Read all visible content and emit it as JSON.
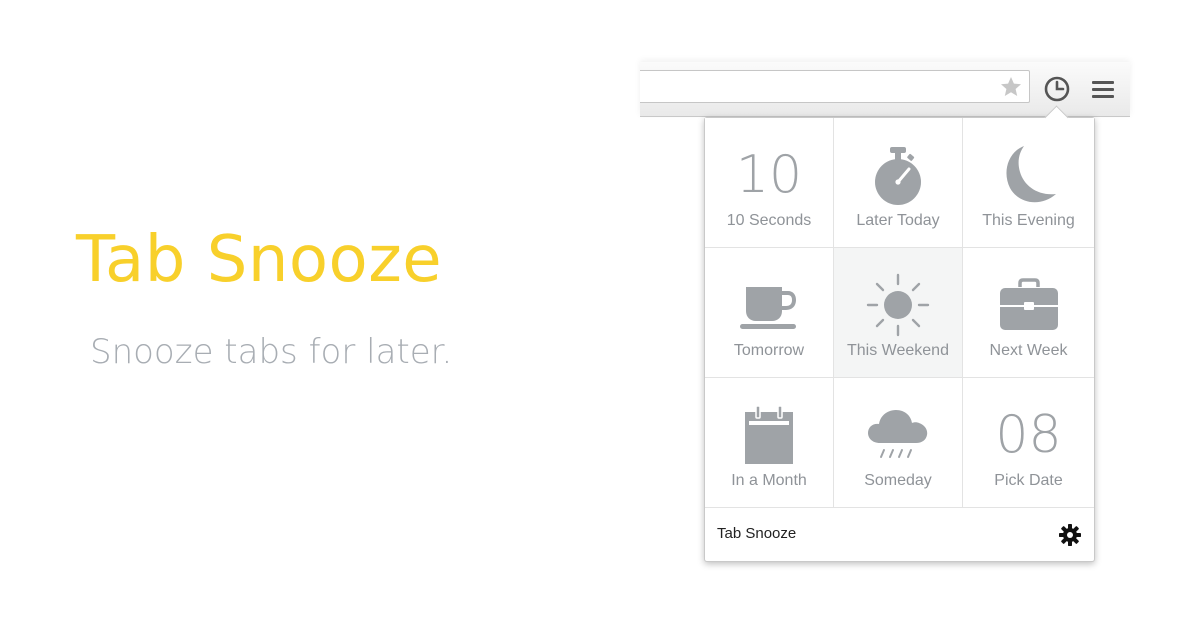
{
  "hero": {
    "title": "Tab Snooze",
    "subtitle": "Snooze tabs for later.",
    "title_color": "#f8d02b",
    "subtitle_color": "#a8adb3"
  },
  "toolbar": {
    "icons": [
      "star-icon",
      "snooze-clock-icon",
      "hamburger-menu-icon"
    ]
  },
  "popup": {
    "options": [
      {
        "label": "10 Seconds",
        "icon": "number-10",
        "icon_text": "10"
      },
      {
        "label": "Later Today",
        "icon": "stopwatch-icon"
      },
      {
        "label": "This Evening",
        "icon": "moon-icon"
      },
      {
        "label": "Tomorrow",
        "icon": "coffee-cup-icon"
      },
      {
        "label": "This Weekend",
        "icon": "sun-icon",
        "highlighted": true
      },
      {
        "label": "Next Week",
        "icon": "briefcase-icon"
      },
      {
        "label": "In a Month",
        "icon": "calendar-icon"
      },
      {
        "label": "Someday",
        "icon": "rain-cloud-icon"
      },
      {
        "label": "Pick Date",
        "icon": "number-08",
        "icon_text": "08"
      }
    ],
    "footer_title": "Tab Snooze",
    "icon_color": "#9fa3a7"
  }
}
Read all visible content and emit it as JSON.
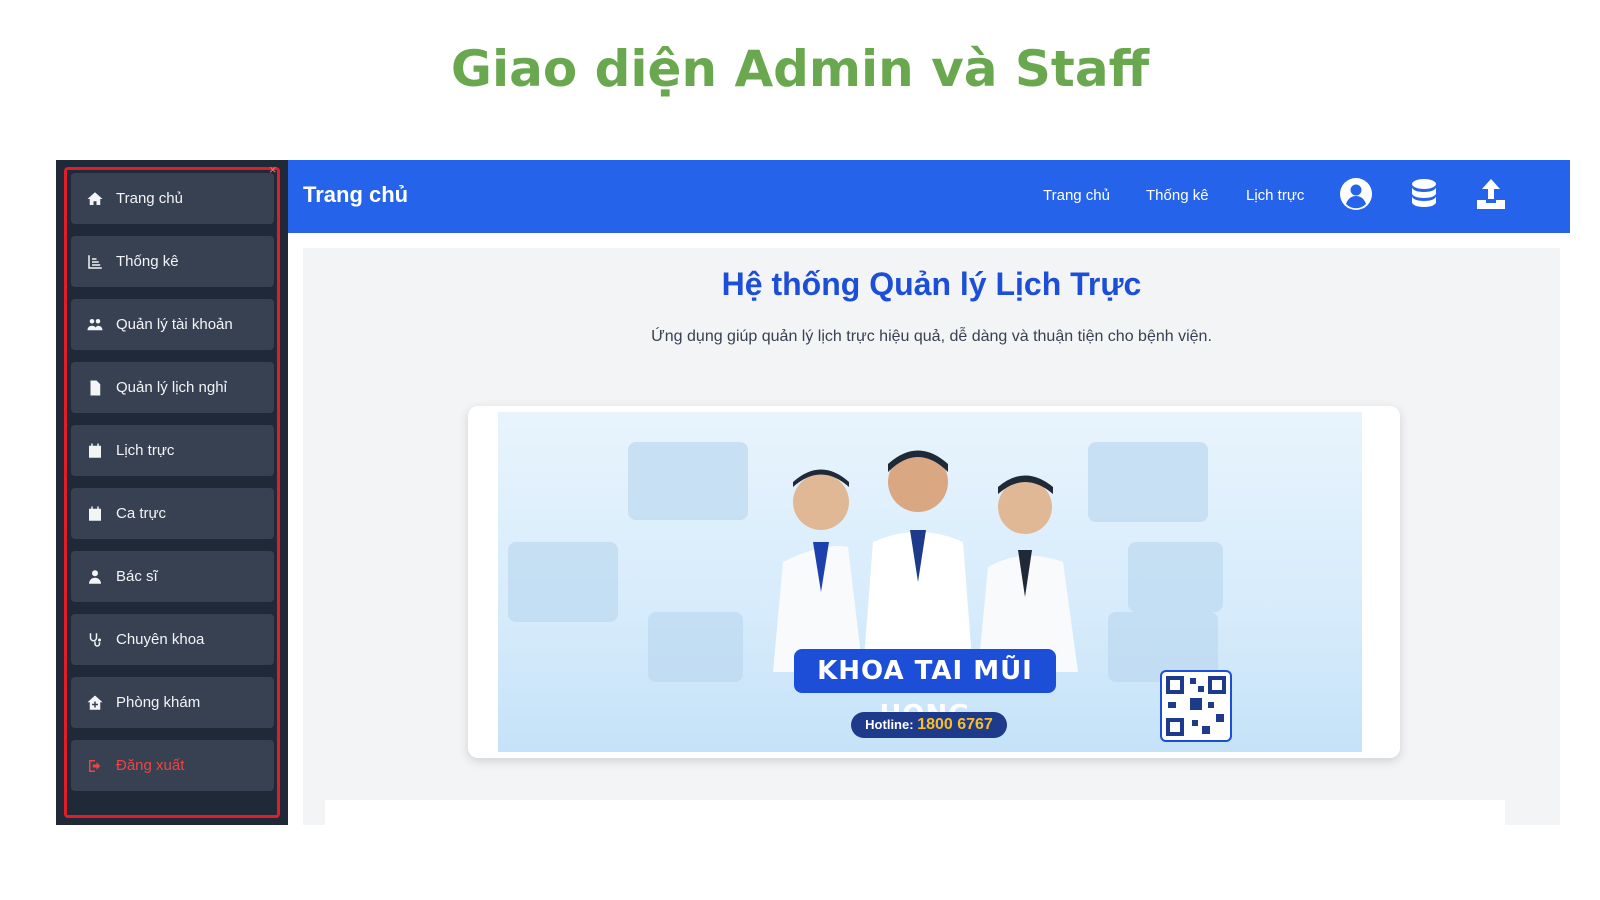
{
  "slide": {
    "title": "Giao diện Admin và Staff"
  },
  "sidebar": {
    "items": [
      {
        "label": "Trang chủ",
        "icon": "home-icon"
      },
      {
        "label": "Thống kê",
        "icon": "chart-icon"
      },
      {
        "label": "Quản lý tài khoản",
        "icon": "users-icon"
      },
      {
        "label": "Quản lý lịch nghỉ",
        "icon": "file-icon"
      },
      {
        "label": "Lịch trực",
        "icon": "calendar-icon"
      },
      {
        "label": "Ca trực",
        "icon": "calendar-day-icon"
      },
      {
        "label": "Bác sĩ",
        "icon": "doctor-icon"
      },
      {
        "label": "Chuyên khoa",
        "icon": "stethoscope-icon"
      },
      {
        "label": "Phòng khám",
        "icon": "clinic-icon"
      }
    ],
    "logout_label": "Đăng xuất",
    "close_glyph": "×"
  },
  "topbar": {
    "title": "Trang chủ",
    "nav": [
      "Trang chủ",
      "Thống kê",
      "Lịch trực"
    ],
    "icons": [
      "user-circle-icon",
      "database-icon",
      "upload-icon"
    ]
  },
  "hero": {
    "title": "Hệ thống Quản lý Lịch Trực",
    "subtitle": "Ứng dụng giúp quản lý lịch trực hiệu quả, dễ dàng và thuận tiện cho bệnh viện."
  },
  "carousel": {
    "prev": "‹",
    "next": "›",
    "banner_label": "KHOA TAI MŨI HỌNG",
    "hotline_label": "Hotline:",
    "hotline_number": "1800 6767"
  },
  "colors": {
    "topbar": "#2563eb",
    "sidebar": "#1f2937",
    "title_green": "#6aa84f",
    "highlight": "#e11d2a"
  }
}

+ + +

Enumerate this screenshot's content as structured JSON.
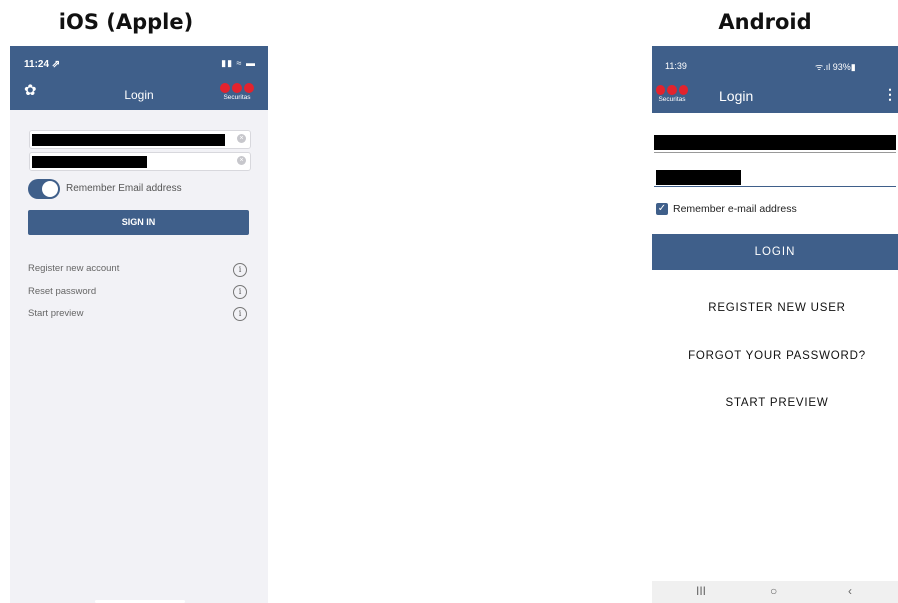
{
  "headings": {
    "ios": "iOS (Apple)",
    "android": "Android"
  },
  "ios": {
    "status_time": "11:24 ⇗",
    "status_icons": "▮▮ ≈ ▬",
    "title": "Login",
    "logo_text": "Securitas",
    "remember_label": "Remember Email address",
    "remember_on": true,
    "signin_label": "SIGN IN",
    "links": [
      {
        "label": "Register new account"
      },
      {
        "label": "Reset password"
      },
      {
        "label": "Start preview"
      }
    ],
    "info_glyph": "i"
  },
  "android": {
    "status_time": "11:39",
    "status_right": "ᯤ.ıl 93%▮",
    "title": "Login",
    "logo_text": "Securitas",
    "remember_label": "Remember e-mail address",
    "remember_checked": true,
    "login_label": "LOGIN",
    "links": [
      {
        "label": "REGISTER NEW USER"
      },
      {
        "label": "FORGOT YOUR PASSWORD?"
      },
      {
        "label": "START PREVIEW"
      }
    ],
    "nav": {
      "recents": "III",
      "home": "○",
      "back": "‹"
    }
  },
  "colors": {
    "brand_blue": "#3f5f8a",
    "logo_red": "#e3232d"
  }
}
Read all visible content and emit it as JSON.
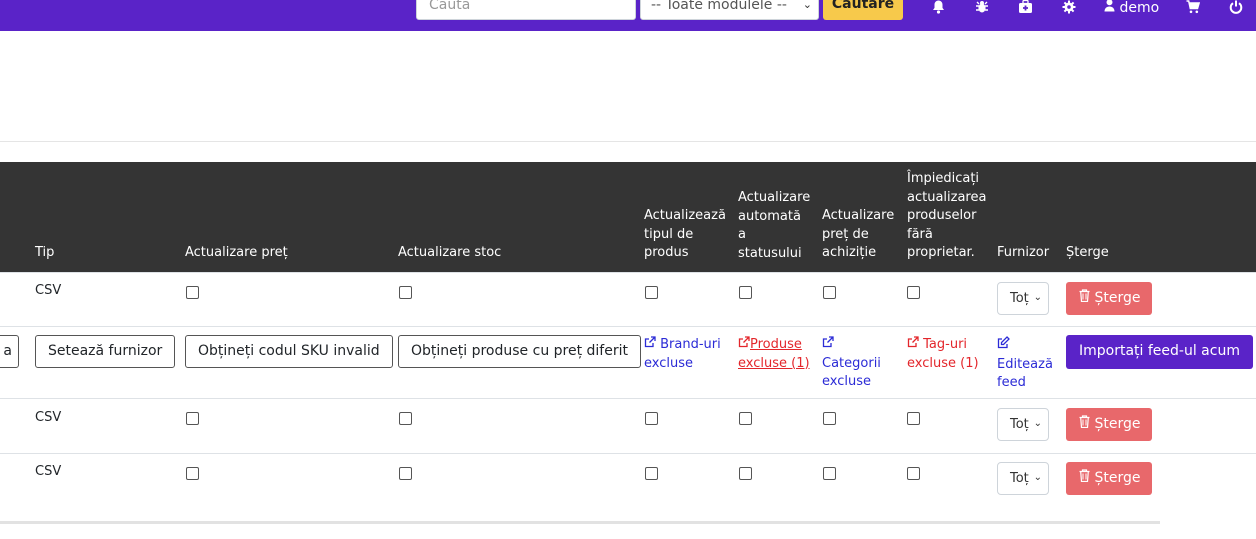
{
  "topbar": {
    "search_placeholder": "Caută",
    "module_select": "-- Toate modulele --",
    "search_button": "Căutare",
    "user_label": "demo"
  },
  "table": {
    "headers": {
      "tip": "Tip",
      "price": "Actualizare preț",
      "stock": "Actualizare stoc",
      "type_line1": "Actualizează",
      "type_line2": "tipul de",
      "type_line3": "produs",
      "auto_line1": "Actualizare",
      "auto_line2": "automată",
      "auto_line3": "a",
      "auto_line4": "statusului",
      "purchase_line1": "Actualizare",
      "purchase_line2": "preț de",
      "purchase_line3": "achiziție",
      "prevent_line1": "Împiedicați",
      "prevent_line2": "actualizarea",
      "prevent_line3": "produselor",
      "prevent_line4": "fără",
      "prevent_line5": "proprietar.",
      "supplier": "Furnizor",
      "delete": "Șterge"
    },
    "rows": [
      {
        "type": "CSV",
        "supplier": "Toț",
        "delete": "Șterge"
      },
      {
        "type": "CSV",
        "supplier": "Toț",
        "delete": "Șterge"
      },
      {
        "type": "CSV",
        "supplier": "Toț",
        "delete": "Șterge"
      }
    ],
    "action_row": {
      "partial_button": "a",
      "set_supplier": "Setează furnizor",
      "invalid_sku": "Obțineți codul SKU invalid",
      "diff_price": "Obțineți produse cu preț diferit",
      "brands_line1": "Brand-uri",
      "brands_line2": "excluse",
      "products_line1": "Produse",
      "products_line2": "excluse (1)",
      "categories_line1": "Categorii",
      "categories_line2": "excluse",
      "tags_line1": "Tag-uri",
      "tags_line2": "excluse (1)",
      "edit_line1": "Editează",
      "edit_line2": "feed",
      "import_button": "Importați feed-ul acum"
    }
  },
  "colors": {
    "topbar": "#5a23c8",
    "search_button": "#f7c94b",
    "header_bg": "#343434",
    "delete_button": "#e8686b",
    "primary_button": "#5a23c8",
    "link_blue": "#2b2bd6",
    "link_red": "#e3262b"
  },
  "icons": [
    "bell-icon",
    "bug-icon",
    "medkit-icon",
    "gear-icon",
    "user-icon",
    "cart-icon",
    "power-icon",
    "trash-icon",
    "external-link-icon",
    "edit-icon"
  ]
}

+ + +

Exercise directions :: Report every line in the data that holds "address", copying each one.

Answer for the task ::
    "remember_label": "Remember Email address",
    "remember_label": "Remember e-mail address",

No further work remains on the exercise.